** Opening EXCERPTED RECORDS block **
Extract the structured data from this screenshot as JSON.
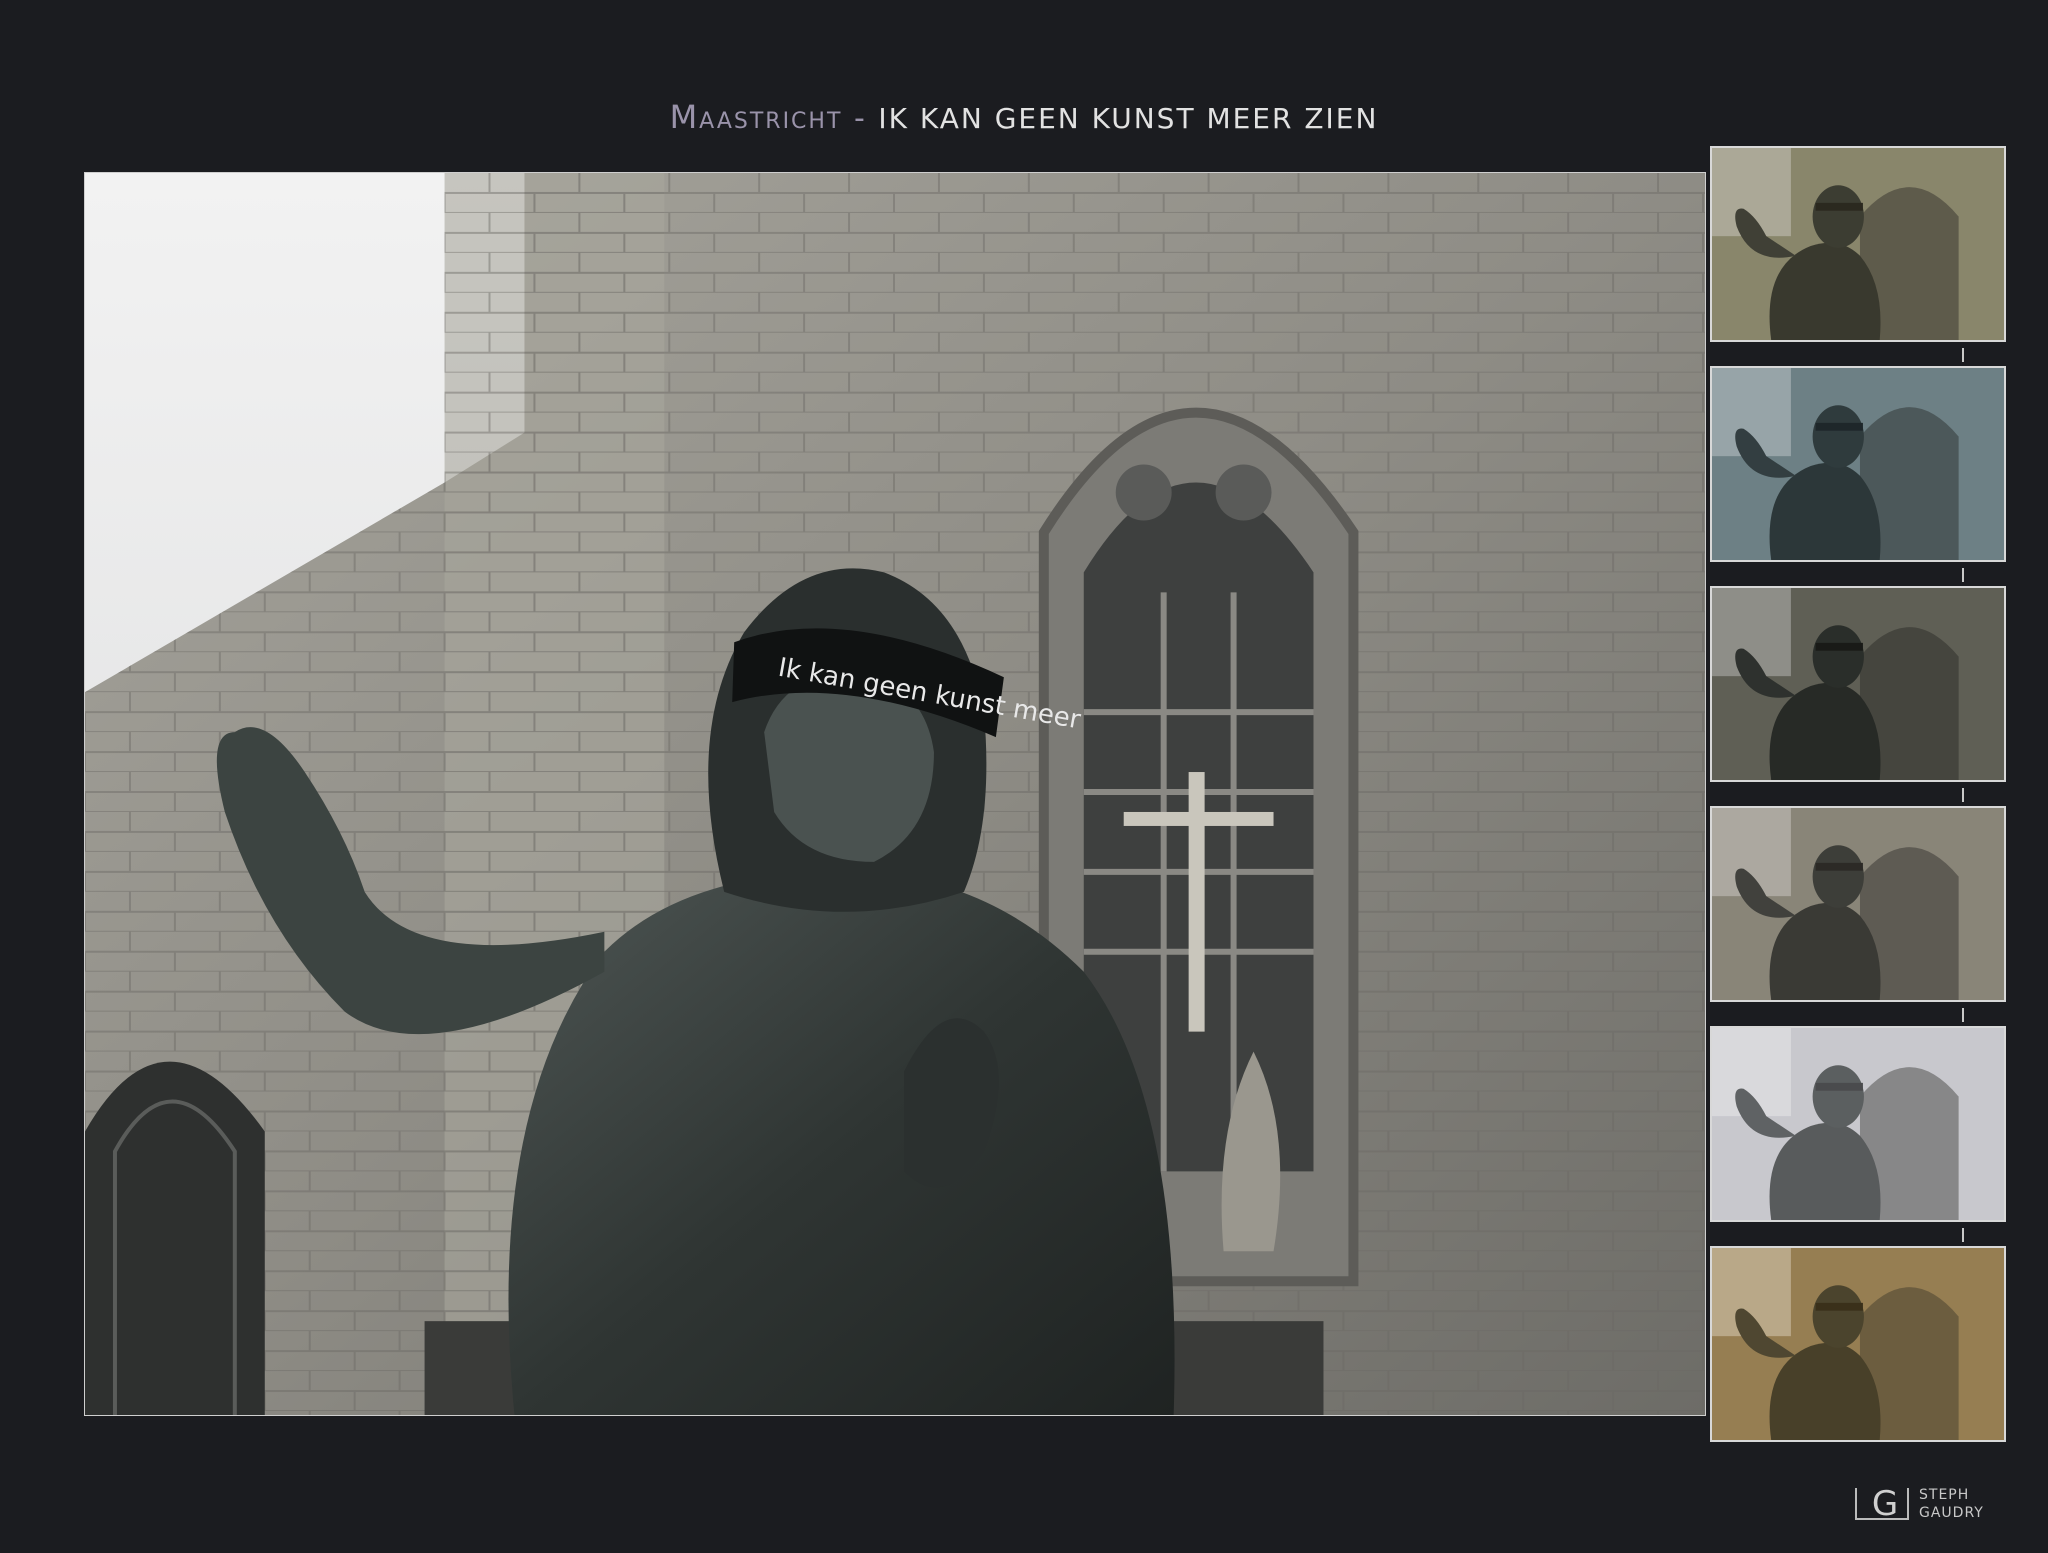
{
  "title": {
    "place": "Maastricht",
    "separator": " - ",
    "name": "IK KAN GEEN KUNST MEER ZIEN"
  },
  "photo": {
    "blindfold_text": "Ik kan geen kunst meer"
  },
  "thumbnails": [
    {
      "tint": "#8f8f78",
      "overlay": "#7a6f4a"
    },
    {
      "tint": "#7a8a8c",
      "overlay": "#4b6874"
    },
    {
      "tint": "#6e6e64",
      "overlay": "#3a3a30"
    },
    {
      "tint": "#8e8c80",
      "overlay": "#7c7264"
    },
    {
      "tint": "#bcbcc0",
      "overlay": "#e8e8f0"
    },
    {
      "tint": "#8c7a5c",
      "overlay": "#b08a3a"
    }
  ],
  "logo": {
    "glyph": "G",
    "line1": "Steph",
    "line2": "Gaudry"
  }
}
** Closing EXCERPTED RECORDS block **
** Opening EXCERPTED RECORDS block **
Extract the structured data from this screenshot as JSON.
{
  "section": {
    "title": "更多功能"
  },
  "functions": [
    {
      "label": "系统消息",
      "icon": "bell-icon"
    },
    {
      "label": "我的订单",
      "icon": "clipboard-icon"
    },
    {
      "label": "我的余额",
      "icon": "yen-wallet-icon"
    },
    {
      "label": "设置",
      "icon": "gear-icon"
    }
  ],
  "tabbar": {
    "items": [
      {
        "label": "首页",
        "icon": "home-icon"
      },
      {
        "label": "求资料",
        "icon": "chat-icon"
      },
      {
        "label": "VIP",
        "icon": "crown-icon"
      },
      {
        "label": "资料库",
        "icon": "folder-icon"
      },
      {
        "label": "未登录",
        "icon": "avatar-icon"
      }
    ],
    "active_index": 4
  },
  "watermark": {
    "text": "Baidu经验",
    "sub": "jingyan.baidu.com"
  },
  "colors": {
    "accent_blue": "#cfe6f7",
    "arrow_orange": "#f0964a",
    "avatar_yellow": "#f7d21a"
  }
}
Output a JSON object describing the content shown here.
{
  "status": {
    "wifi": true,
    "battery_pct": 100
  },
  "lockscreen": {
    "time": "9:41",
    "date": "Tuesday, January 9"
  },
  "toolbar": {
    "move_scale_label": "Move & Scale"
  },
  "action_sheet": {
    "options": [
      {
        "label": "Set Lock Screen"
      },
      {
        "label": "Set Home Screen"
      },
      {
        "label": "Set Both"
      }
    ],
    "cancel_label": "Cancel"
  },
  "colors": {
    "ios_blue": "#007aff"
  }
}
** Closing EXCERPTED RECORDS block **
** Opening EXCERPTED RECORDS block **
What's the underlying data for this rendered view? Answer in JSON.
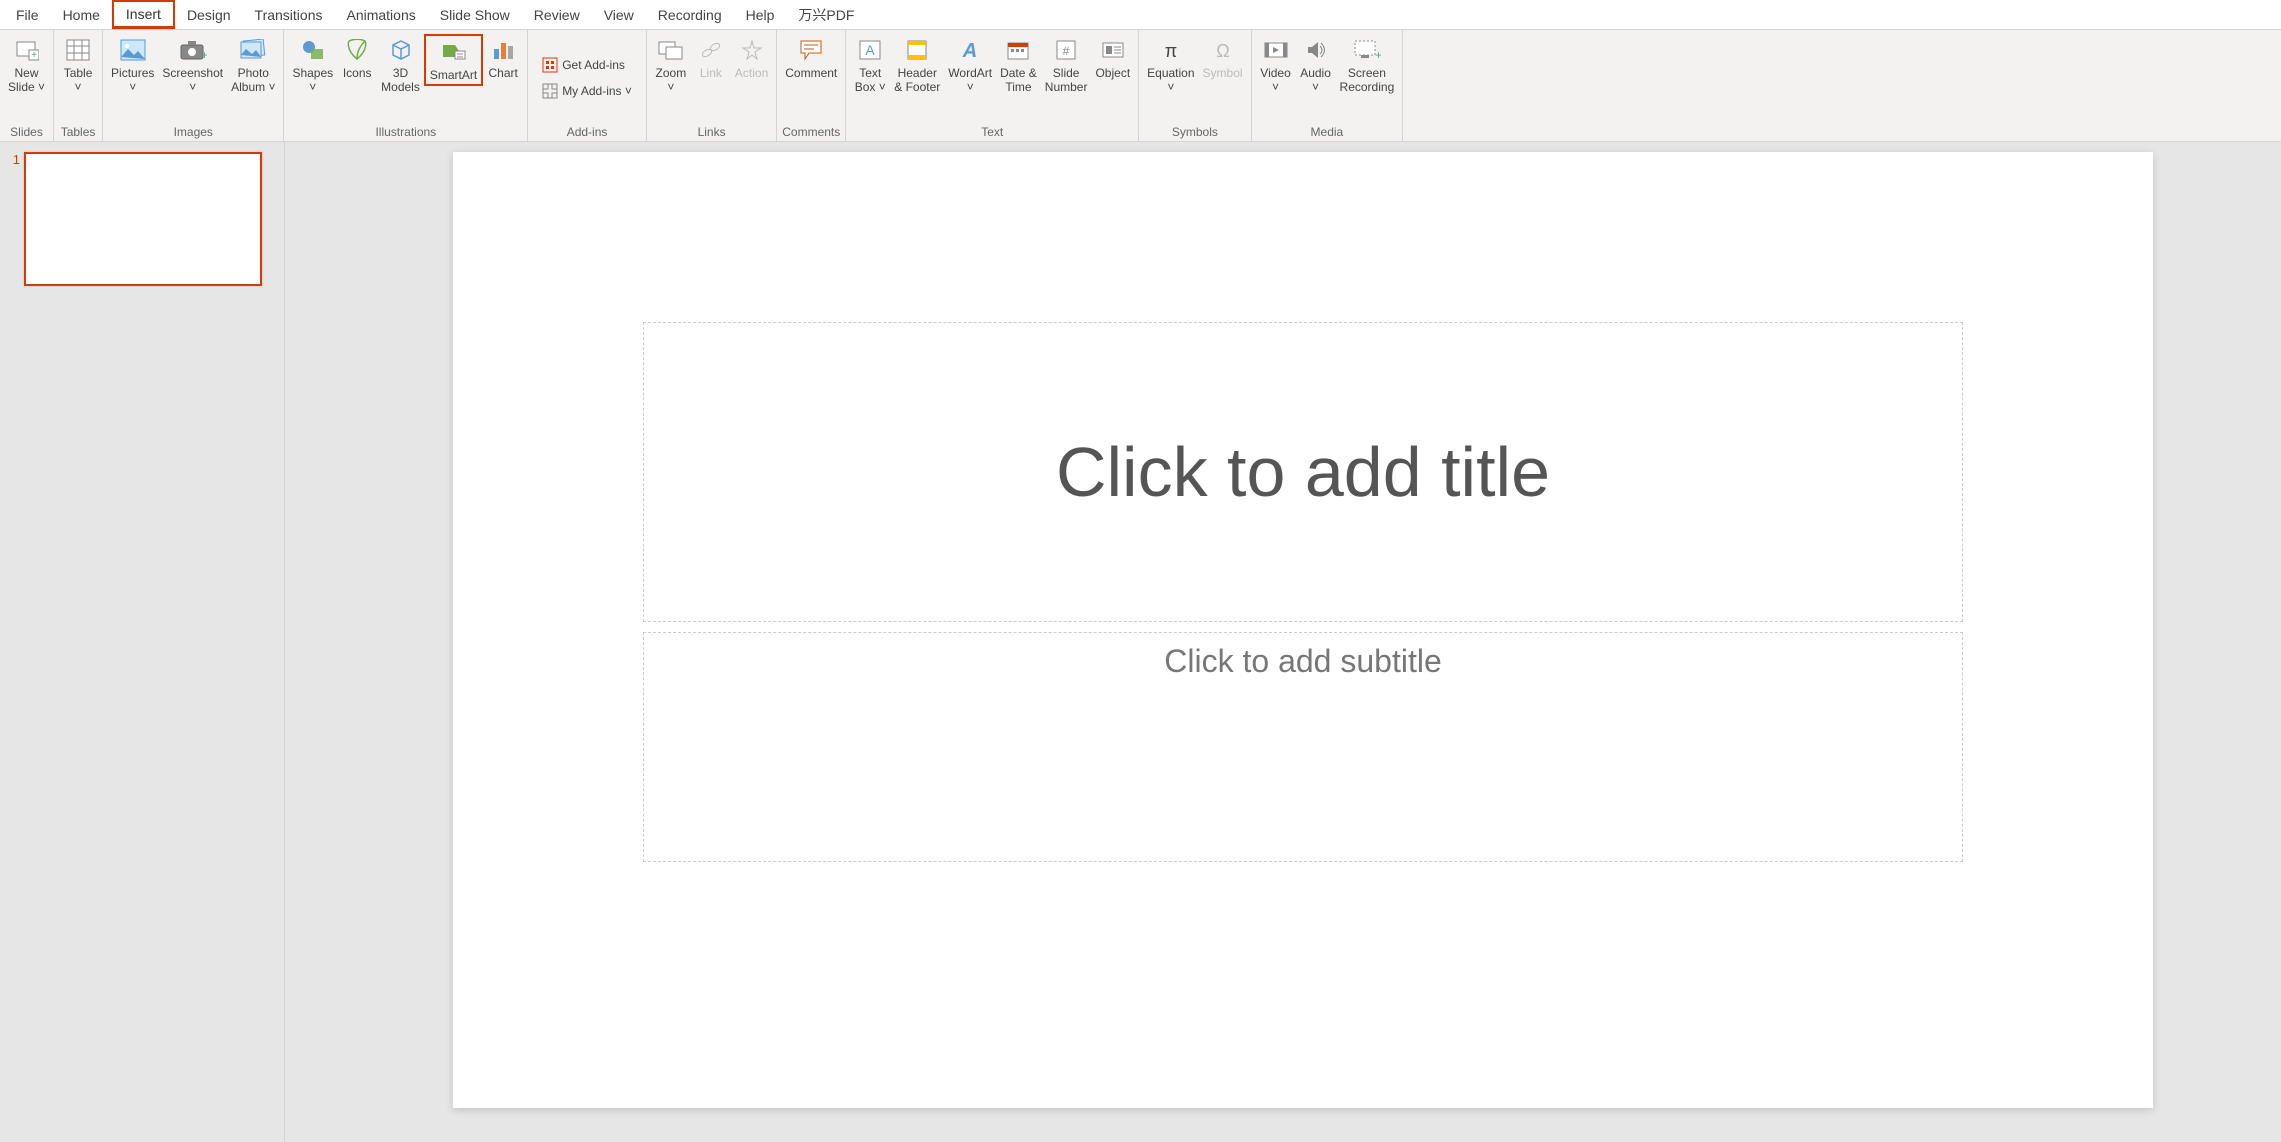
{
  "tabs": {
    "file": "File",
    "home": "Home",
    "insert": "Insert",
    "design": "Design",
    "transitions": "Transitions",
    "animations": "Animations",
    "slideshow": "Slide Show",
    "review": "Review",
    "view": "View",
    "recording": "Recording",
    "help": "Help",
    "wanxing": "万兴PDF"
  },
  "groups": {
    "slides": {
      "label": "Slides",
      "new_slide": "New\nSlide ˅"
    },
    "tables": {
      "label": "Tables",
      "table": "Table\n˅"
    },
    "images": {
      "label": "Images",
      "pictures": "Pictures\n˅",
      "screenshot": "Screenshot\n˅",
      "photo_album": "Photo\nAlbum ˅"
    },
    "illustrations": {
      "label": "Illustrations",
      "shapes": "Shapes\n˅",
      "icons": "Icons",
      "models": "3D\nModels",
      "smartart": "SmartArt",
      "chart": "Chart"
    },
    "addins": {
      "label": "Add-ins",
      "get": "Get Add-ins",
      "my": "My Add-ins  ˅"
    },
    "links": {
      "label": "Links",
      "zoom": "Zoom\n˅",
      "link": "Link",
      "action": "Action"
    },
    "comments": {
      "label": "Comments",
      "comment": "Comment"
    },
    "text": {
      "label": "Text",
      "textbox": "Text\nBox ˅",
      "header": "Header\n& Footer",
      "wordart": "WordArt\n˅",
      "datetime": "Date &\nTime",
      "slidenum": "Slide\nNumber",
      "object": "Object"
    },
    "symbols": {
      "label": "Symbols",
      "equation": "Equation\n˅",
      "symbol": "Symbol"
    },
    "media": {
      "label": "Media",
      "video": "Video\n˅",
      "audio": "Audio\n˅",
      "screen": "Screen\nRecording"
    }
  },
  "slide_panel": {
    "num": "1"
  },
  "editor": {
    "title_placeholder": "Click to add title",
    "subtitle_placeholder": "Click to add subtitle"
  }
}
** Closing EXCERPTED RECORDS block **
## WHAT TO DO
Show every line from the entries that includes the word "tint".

## ANSWER TO THE PROBLEM
      "tint": "#8f8f78",
      "tint": "#7a8a8c",
      "tint": "#6e6e64",
      "tint": "#8e8c80",
      "tint": "#bcbcc0",
      "tint": "#8c7a5c",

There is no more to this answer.